I have figured out that readers online are not relaxed in a hammock on the beach. They are probably hunched over a desk or handling an unwieldy tablet or smartphone with one hand, whilst hoping like hell that you (the writer) are going to tell them something they don’t already know and that you’ll be quick about it. It took me several years to learn this. I guess I’m not the sharpest pencil in the box.
I started writing online in 1997. I used words like ‘burgeoning’ – words I was proud to use in print – until the day someone wrote to me and said (politely) that he needed a dictionary to read my pieces. At first, I preened.
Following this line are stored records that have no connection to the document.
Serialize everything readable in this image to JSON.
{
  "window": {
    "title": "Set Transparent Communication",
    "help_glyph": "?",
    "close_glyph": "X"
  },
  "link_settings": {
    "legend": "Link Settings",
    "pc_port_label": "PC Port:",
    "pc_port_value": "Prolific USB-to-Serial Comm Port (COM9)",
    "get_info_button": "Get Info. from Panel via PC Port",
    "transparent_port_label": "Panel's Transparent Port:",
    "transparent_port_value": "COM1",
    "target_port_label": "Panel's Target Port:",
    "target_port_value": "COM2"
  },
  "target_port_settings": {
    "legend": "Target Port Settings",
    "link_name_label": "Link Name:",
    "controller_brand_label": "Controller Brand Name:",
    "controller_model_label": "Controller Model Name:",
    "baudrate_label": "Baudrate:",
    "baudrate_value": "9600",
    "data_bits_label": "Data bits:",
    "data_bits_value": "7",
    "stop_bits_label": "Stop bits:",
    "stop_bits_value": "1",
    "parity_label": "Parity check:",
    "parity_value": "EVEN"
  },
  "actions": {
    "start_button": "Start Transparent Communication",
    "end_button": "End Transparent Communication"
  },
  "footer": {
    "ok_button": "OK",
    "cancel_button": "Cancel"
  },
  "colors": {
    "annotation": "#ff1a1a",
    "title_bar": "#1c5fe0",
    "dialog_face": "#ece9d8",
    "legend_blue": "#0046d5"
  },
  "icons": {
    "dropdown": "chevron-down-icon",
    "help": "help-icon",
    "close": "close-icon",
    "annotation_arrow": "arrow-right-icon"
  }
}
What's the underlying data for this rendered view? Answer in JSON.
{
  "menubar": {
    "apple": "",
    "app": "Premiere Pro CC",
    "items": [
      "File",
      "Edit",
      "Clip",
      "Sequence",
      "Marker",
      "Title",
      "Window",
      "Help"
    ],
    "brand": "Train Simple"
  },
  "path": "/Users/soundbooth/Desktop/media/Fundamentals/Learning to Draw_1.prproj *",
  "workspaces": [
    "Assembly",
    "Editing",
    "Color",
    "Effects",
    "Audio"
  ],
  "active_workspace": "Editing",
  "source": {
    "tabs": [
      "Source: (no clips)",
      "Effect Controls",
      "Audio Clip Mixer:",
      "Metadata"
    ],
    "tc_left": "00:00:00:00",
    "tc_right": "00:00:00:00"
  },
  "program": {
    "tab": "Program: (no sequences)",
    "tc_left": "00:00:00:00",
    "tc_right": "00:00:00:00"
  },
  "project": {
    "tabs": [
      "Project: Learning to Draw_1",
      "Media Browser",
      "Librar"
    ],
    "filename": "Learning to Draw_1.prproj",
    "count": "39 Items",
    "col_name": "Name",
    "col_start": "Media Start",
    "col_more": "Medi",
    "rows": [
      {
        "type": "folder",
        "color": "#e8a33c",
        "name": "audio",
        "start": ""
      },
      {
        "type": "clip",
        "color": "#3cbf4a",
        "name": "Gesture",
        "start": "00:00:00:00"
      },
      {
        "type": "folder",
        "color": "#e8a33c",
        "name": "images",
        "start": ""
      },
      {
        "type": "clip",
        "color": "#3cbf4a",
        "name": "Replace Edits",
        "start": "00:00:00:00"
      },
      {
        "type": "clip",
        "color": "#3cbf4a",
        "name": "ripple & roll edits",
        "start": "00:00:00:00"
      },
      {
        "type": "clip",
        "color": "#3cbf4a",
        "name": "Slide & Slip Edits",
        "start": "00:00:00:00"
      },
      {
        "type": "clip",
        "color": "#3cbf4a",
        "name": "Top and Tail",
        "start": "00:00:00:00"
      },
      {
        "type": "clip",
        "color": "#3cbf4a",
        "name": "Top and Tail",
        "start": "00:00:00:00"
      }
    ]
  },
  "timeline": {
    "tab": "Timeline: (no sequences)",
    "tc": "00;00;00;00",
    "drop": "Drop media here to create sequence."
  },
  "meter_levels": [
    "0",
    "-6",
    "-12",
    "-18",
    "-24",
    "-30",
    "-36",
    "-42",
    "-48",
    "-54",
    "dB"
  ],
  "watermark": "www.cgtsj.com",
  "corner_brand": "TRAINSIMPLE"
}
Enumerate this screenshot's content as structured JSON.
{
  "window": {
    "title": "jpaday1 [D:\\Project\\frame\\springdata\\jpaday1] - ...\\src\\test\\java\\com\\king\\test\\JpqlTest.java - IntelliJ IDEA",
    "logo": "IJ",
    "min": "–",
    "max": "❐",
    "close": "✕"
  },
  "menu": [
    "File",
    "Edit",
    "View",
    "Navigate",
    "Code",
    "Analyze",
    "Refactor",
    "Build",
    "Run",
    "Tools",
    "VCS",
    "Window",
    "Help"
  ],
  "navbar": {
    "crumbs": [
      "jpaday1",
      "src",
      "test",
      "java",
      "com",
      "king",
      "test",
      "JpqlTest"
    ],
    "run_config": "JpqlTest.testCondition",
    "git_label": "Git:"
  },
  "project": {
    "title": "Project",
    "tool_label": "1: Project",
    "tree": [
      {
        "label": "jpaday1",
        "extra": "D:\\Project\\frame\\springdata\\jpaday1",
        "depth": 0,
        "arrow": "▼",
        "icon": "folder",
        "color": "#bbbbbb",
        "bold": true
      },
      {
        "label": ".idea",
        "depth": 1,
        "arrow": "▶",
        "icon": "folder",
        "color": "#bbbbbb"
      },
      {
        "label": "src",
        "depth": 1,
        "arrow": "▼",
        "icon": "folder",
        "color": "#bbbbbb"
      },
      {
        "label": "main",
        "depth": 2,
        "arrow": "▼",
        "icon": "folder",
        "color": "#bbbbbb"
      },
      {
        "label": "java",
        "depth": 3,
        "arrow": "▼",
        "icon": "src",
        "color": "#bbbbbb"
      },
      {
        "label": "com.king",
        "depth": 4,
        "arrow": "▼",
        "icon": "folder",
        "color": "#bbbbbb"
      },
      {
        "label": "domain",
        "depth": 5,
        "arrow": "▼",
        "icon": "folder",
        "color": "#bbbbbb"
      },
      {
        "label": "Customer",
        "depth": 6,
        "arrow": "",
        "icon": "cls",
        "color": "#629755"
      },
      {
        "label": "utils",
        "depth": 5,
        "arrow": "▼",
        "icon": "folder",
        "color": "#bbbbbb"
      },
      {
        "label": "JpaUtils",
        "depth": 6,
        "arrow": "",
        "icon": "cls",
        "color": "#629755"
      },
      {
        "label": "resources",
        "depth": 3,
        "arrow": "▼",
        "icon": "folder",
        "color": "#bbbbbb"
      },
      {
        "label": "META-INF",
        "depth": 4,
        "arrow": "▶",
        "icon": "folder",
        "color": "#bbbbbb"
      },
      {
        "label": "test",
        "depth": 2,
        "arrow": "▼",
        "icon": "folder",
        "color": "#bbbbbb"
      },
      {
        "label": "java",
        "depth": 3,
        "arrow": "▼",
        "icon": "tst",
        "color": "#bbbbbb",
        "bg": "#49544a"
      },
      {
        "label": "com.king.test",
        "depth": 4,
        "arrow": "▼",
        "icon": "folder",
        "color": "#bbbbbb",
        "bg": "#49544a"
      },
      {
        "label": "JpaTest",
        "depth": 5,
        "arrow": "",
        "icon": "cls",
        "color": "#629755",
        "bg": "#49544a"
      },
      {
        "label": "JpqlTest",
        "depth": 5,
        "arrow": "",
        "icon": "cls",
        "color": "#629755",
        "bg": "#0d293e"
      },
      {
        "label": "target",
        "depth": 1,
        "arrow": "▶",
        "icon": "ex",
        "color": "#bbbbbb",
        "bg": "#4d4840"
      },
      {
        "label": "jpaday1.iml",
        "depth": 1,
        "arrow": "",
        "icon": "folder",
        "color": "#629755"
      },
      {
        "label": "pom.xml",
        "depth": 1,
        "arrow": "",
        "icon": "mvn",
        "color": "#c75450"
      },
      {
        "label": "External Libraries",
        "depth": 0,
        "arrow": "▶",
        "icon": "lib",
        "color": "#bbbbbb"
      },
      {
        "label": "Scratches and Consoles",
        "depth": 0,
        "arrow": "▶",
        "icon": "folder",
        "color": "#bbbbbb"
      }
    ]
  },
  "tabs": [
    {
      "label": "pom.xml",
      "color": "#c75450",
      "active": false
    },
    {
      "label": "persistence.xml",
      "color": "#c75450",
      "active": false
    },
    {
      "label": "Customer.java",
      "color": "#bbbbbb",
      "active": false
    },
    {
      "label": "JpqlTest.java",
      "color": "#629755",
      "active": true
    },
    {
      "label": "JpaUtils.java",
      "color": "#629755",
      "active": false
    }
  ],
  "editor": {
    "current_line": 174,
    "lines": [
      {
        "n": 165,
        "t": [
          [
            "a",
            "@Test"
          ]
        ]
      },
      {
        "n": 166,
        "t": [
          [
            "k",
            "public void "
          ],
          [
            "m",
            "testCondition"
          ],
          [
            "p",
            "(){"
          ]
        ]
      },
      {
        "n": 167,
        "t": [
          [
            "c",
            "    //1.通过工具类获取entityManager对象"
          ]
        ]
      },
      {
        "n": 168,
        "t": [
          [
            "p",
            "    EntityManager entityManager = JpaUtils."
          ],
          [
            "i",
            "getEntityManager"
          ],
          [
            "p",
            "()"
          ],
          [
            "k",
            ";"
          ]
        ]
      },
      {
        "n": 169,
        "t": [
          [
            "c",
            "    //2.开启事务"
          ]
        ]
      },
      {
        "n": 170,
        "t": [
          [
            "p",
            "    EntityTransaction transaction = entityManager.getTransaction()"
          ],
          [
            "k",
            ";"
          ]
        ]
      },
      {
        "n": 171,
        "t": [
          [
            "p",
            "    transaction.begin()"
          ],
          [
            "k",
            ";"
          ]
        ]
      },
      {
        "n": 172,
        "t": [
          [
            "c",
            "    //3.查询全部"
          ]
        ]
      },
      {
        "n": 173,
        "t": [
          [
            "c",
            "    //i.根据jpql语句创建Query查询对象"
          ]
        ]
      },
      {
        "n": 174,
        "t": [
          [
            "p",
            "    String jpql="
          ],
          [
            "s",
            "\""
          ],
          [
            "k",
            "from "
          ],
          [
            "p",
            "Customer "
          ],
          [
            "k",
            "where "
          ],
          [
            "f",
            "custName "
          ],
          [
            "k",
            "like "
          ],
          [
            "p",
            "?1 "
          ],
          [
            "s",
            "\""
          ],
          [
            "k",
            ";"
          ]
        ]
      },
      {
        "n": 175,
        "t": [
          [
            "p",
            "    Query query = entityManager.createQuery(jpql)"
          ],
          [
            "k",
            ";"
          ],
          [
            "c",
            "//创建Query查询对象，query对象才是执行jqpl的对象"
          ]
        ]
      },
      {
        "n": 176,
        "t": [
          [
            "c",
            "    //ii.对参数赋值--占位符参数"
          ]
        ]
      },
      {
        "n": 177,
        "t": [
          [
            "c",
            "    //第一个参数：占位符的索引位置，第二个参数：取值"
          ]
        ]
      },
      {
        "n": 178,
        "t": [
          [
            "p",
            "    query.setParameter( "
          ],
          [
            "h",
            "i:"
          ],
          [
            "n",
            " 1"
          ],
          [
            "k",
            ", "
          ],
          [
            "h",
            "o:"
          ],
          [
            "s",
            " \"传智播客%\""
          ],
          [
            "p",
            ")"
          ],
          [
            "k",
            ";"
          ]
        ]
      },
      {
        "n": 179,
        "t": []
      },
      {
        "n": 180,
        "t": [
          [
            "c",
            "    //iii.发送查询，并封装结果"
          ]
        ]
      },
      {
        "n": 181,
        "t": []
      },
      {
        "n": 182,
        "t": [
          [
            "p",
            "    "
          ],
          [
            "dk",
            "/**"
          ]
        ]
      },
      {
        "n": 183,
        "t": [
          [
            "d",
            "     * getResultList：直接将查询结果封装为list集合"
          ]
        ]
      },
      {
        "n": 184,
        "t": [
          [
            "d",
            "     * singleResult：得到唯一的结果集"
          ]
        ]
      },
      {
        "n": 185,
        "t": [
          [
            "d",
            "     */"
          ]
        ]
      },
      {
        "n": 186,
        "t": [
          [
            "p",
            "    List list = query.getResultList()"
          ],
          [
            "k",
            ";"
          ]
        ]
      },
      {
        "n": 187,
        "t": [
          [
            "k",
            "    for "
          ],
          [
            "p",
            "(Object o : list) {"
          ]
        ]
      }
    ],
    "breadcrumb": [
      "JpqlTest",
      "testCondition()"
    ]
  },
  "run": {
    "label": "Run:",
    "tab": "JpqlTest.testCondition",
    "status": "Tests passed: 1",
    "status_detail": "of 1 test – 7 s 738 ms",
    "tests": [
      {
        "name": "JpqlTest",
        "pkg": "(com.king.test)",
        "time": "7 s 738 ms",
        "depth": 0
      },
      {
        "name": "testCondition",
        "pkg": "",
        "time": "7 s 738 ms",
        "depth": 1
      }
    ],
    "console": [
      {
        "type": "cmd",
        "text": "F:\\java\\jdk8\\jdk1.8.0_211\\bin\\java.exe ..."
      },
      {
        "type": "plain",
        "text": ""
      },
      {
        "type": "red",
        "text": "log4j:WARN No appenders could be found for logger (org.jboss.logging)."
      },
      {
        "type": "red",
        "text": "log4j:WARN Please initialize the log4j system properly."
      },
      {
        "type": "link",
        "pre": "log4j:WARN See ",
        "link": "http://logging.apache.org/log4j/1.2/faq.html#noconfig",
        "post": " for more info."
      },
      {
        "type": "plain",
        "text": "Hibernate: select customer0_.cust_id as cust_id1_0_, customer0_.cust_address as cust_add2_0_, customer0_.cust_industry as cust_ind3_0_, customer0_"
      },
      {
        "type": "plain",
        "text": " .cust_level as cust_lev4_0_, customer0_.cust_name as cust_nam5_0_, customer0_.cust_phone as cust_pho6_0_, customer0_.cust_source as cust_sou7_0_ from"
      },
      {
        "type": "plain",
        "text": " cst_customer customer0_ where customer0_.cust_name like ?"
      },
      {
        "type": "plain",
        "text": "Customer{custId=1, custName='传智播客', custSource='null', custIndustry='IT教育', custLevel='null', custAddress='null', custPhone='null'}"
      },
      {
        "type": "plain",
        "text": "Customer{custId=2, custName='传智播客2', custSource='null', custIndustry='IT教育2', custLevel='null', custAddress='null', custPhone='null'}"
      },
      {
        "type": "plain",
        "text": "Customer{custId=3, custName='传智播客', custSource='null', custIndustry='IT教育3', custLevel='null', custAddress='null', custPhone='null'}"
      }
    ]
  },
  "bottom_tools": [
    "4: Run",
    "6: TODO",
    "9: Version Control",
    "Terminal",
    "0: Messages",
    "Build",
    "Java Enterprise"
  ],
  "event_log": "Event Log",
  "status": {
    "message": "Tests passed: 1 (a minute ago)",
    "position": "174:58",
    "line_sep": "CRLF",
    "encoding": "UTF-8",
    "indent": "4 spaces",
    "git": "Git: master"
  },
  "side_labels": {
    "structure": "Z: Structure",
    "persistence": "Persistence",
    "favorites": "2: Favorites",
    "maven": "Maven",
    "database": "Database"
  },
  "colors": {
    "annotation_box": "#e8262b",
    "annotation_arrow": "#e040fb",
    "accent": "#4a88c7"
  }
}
His P.S. read, “I fear you might read that as a compliment.” Deflated, I felt like a balloon hanging from the fan, two days after the birthday party. I realised that I had used my vocabulary against my readers, not for them. How many I had alienated with my posturing? Briskly, I replaced my didactic (I did that on purpose) with simple, declarative sentences and reached for my inner Hemingway. In time, I have picked up a few tricks on how to write for online audiences. Here are some suggestions based on my experiences; good for writers, editors, publishers and those who manage the content managers.
Learn how to sing and dance: Respect those who have given you two minutes of their time. Entertain them as if Simon (Cowell, one of the judges for ‘The X Factor’) has given you a second chance on ‘The X Factor’. You have been squeezed in between the most-watched on YouTube and a variety of more salacious content. So, entertain everyone. Don’t be arrogant enough to think people will like you for merely being you.
Be a literary sniper: Anyone can fire scattershots from a machine gun. Real marksmen often have to make one bullet count. Words are your ammo. Your reader is a fast-moving target. Take aim. Gauge the wind direction.
Your first sentence is your only sentence: Opening sentences have defined many of the best novels in literary history. Can you top “It was the best of times; it was the worst of times…”? Here’s a better idea – tell your whole story in the first sentence. If your reader does not hit the Back button, he’ll read your next sentence. And then another. Instead, if you place your zingers in the middle of the piece, your reader will leave you. And if he does, it means he’s not really into you, no matter how much your mom loves you. Plunge into the story from the first word. No one gives a hoot for your build-up.
Put a price tag to what you’re saying: If you had to charge someone to read your piece, what would they pay for it? What are you worth? In the editorial meetings at any of Explocity’s magazines, story ideas are measured by response to a simple question, “... and someone will pay you Rs 100 to read that because...?” Stay accountable.
Learn adverbs, adjectives, isms and never use them: Know your grammar if only to avoid too much of it. Words are best left alone and not qualified by other words. Neither adverb nor adjective will improve your sentence. (In case you cannot tell one from the other, Google it.) The worst crutch is the exclamation point. It adds no drama to your sentence! You cannot fool your reader!! This is idiotic and amateurish, like shouting in an intellectual conversation!!!
Are you speaking ‘Ing-lish’?: In India, we are having this habit of putting everything in the present continuous when we are writing. If you are not spotting the irony in these two sentences... please be reading them again and correcting it because the present continuous is taxing for the reader.
If they don’t react, you’re not writing anything worth reading: A great musician on his worst day will still sound better than an average musician on his best day. The ability to communicate effectively comes from confidence. Confidence comes from having good chops. And good chops come from practice. Blog it. Check to see what people read and comment on. If you get the impression that your audience is tiring, do what Bollywood and ‘Glee’ do so well. Bust out the song and dance item. Make your reader applaud, or at least, hiss and boo. You don’t want a dead silent audience when you finish singing.
Writers are smart and adaptable, if we are anything. If we turn our caps backwards and hone our skills in a different direction, we won’t have to be like typewriter salesmen on the day they cut the cost of the PC. Even if, lately, vowels have been placed under ration and da eng litt hs bn prmntly truncatd tx cu l8r :).
(Ramjee Chandran, Chief Executive Officer and Editor-in-Chief, Explocity.)